by Mike Mettler, resident Styxologist
One With Everything: Styx and the Contemporary Youth Orchestra, Styx’s seventh live album, was released by NewDoor/UMe 14 years ago today on November 14, 2006. It also shares a birthday with The Godfather of Styx, co-founding guitarist/vocalist James “JY” Young, who was born on November 14, 1949. Happy 71st birthday, JY!
One With Everything emerged from the magical show Styx played with the Contemporary Youth Orchestra at the Blossom Music Center in Cuyahoga Falls, Ohio, on May 25, 2006. From the opening rush of Tommy Shaw’s “Blue Collar Man” to the majesty of the JY-led cover of Willie Dixon’s “It Don't Make Sense (You Can’t Make Peace)” to keyboardist/vocalist Lawrence Gowan’s ever-haunting “A Criminal Mind” to the uplifting all-in “Renegade” finale, One With Everything has, well, just about everything a Styx fan could want. In addition to semi-regular airings on PBS affiliates and AXS TV, this concert event is available on Blu-ray, DVD, and CD. (Here’s hoping the ongoing vinyl revival inspires the powers that be to commission an LP release somewhere down the line, hopefully sooner than later!)

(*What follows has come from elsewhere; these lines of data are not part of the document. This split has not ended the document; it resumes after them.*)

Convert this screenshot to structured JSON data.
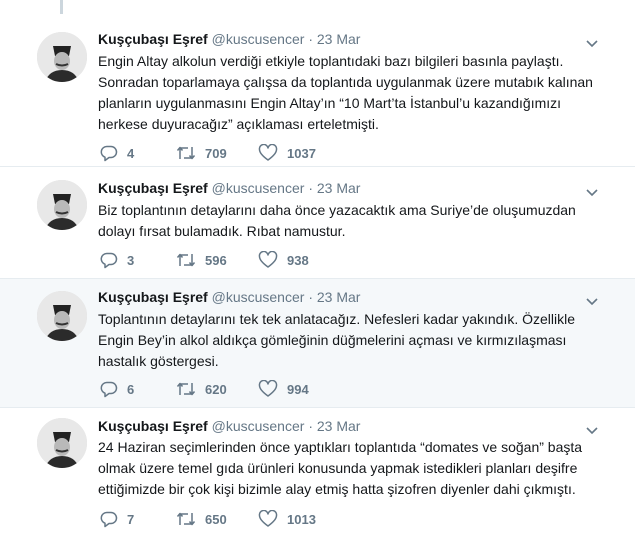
{
  "tweets": [
    {
      "author_name": "Kuşçubaşı Eşref",
      "handle": "@kuscusencer",
      "separator": "·",
      "date": "23 Mar",
      "text": "Engin Altay alkolun verdiği etkiyle toplantıdaki bazı bilgileri basınla paylaştı.\nSonradan toparlamaya çalışsa da toplantıda uygulanmak üzere mutabık kalınan\nplanların uygulanmasını Engin Altay’ın “10 Mart’ta İstanbul’u kazandığımızı\nherkese duyuracağız” açıklaması erteletmişti.",
      "replies": "4",
      "retweets": "709",
      "likes": "1037"
    },
    {
      "author_name": "Kuşçubaşı Eşref",
      "handle": "@kuscusencer",
      "separator": "·",
      "date": "23 Mar",
      "text": "Biz toplantının detaylarını daha önce yazacaktık ama Suriye’de oluşumuzdan\ndolayı fırsat bulamadık. Rıbat namustur.",
      "replies": "3",
      "retweets": "596",
      "likes": "938"
    },
    {
      "author_name": "Kuşçubaşı Eşref",
      "handle": "@kuscusencer",
      "separator": "·",
      "date": "23 Mar",
      "text": "Toplantının detaylarını tek tek anlatacağız. Nefesleri kadar yakındık. Özellikle\nEngin Bey’in alkol aldıkça gömleğinin düğmelerini açması ve kırmızılaşması\nhastalık göstergesi.",
      "replies": "6",
      "retweets": "620",
      "likes": "994"
    },
    {
      "author_name": "Kuşçubaşı Eşref",
      "handle": "@kuscusencer",
      "separator": "·",
      "date": "23 Mar",
      "text": "24 Haziran seçimlerinden önce yaptıkları toplantıda “domates ve soğan” başta\nolmak üzere temel gıda ürünleri konusunda yapmak istedikleri planları deşifre\nettiğimizde bir çok kişi bizimle alay etmiş hatta şizofren diyenler dahi çıkmıştı.",
      "replies": "7",
      "retweets": "650",
      "likes": "1013"
    }
  ],
  "icons": {
    "reply": "reply-icon",
    "retweet": "retweet-icon",
    "like": "heart-icon",
    "caret": "chevron-down-icon"
  },
  "colors": {
    "text": "#14171a",
    "muted": "#657786",
    "highlight_bg": "#f5f8fa",
    "divider": "#e6ecf0"
  }
}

Orchestral highlights of this epic performance include violinist extraordinaire Lavinia Pavlish joyously trading licks with JY on “It Don’t Make Sense” — “Give Lavinia some love!” guitarist/vocalist Tommy Shaw exclaimed at the song’s conclusion — as well as cello co-principals David Ellis and Eric Tannenbaum trading licks quite furiously together during the intro to “Fooling Yourself.”
“Oh man — that was the highlight of my 17-year-old self!” Lavinia told me about how it felt playing “It Don’t Make Sense” onstage with Styx. “The solo was a written part, but JY is such an awesome musical communicator. He made me look good. It was all him!” the ever-humble violinist added with a chuckle. “Some of their songs are so beautiful, and that song is so amazing.”
Added David, “That concert is one of the favorite ones I’ve ever done, and I especially loved the massive dueling cello thing between me and my friend Eric Tannenbaum.”
The amazing Everything event came about due to the sheer will of CYO conductor Liza Grossman, who has since become Styx’s official go-to conductor any time the band performs with an orchestra. Liza was at the podium when Styx did a pair of shows at the Schermerhorn Symphony Center in Nashville in February 2015, and again at the beautiful outdoor Ascend Ampitheatre on May 21, 2016 with the Nashville Symphony.
Liza also helmed Tommy Shaw’s solo turn with the CYO at the Waetjen Auditorium at Cleveland State University on May 27, 2016 (which, as of June 29, 2018, was made available as Sing for the Day! on CD and Blu-ray), and she subsequently conducted Styx and the world-class Colorado Symphony at the historic Red Rocks Ampitheatre in Morrison, Colorado on August 29, 2016, an evening both Liza and Styx feel were career highlights. (Your Styxologist was there, and I very much concur with that assessment.)
“She just shined,” Tommy recalls about rehearsing and playing with Liza and the CYO in 2006. “She was a rock star from the way she took the stage and presented herself, and the respect she got from her kids. It was just a treat working with her. It was clear from the beginning that she was an engaging and enthusiastic person, and that the Contemporary Youth Orchestra was her creation, her idea, and her dream. She put it all together. We just love her, and we’ve continued to support the Contemporary Youth Orchestra because it’s such an awesome thing.”
Liza herself looks back on One With Everything with much personal and professional joy. “I still get, to this day, emails from fans who love that DVD and love that show, and they ask me about specific players in that orchestra: ‘Where are they now? What is she doing? What is he doing?’” Liza recounted to me some time before she announced she was leaving her position with the CYO this year. “I [had] been showing One With Everything to the musicians who are in CYO now. The youngest members of the orchestra were babies between the ages of 3 and 8 when we first did this, so they haven’t seen it. I think it’s important that they understand it and see there’s a history to it. It gives them a chance to see how relationships can develop with musicians who are already at a certain level in their careers. I think it’s going to be really effective for them. Since then, the orchestra has evolved immensely, and hopefully, I have as an educator and a conductor as well. I certainly know the band has evolved as musicians.”
Could there be a better-named project than One With Everything? Time for everyone to commence a Styx & CYO refresher course right now, I’d say! Smiling ear to ear, it’s something in the atmosphere. . .